Web page and app entries:
*-*-*

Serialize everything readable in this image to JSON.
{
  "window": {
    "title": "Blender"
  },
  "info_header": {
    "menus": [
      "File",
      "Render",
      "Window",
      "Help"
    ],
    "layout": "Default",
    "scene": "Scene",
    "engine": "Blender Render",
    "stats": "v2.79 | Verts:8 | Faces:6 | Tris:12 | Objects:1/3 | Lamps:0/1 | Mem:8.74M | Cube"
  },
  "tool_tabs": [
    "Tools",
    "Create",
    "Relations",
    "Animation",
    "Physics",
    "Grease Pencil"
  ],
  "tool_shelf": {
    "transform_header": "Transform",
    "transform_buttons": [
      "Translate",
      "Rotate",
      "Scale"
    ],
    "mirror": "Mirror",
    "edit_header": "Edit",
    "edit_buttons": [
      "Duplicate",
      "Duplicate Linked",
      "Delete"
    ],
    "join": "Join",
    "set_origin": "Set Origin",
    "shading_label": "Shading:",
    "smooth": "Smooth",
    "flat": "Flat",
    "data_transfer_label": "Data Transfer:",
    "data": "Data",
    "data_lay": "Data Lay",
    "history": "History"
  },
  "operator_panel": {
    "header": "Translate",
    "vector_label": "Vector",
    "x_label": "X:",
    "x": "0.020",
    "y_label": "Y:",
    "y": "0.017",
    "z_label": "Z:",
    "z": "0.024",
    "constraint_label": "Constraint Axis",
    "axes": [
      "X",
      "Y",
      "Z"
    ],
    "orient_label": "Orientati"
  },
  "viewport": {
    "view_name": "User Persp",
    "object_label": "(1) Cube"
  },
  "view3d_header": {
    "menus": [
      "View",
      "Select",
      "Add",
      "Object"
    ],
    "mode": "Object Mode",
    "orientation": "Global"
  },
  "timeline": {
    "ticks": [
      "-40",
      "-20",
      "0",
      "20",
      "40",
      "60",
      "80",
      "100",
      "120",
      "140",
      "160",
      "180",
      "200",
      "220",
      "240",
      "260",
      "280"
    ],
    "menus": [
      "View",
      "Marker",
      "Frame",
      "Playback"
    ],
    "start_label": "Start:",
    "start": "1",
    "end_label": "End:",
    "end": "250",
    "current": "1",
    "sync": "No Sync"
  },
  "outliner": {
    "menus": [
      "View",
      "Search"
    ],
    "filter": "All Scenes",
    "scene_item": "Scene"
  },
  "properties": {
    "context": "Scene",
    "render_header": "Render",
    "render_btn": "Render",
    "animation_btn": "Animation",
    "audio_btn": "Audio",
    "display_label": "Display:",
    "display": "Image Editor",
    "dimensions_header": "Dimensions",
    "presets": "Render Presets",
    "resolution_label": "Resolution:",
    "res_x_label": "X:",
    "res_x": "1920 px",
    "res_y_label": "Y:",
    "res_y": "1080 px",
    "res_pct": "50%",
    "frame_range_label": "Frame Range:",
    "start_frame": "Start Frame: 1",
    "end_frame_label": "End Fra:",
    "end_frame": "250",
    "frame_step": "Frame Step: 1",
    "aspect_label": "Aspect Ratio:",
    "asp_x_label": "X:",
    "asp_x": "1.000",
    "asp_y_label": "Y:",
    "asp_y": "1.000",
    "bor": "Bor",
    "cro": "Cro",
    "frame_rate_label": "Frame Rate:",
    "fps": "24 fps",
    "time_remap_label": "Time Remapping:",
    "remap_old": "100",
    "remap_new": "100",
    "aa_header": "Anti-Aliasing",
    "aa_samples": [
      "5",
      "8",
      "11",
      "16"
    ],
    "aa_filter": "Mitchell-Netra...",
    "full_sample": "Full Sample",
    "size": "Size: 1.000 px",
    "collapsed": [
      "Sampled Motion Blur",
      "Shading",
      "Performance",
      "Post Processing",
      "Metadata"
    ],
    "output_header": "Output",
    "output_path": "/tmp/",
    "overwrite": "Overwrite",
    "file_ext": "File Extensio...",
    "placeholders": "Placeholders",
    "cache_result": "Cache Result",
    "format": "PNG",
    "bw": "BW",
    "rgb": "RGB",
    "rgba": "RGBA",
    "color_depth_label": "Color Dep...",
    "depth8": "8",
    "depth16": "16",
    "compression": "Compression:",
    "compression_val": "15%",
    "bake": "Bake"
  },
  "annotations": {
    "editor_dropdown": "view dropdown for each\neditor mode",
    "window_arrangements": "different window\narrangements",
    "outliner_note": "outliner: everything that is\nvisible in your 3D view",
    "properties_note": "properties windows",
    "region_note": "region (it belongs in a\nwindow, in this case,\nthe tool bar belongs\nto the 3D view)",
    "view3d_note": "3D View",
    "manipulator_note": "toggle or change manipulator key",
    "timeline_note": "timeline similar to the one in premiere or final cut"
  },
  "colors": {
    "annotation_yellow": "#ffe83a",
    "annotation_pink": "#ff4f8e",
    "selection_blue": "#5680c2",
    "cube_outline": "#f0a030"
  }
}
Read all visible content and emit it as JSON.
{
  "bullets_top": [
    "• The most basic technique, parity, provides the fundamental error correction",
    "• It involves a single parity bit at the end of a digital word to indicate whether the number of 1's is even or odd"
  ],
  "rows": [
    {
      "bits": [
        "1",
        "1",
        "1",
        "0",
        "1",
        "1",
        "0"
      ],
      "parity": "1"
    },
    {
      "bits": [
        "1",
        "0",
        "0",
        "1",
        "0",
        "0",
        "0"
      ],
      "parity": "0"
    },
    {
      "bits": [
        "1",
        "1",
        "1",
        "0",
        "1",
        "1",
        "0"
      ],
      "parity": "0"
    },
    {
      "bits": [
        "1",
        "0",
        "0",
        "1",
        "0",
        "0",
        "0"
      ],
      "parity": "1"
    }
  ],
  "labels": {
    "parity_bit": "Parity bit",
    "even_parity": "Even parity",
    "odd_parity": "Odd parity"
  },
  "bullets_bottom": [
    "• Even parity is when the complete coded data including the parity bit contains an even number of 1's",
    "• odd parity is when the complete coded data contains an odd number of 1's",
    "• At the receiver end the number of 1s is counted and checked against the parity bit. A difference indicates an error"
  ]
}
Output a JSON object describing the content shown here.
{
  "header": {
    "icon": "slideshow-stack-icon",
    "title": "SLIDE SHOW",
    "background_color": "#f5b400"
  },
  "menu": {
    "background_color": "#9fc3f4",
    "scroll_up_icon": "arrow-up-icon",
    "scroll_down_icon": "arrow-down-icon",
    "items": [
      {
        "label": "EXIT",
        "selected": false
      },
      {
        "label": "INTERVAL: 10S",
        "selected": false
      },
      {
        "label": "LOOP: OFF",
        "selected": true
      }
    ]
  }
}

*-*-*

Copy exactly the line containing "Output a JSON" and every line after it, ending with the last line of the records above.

> [Exercise output]:
Output a JSON object describing the content shown here.
{
  "header": {
    "icon": "slideshow-stack-icon",
    "title": "SLIDE SHOW",
    "background_color": "#f5b400"
  },
  "menu": {
    "background_color": "#9fc3f4",
    "scroll_up_icon": "arrow-up-icon",
    "scroll_down_icon": "arrow-down-icon",
    "items": [
      {
        "label": "EXIT",
        "selected": false
      },
      {
        "label": "INTERVAL: 10S",
        "selected": false
      },
      {
        "label": "LOOP: OFF",
        "selected": true
      }
    ]
  }
}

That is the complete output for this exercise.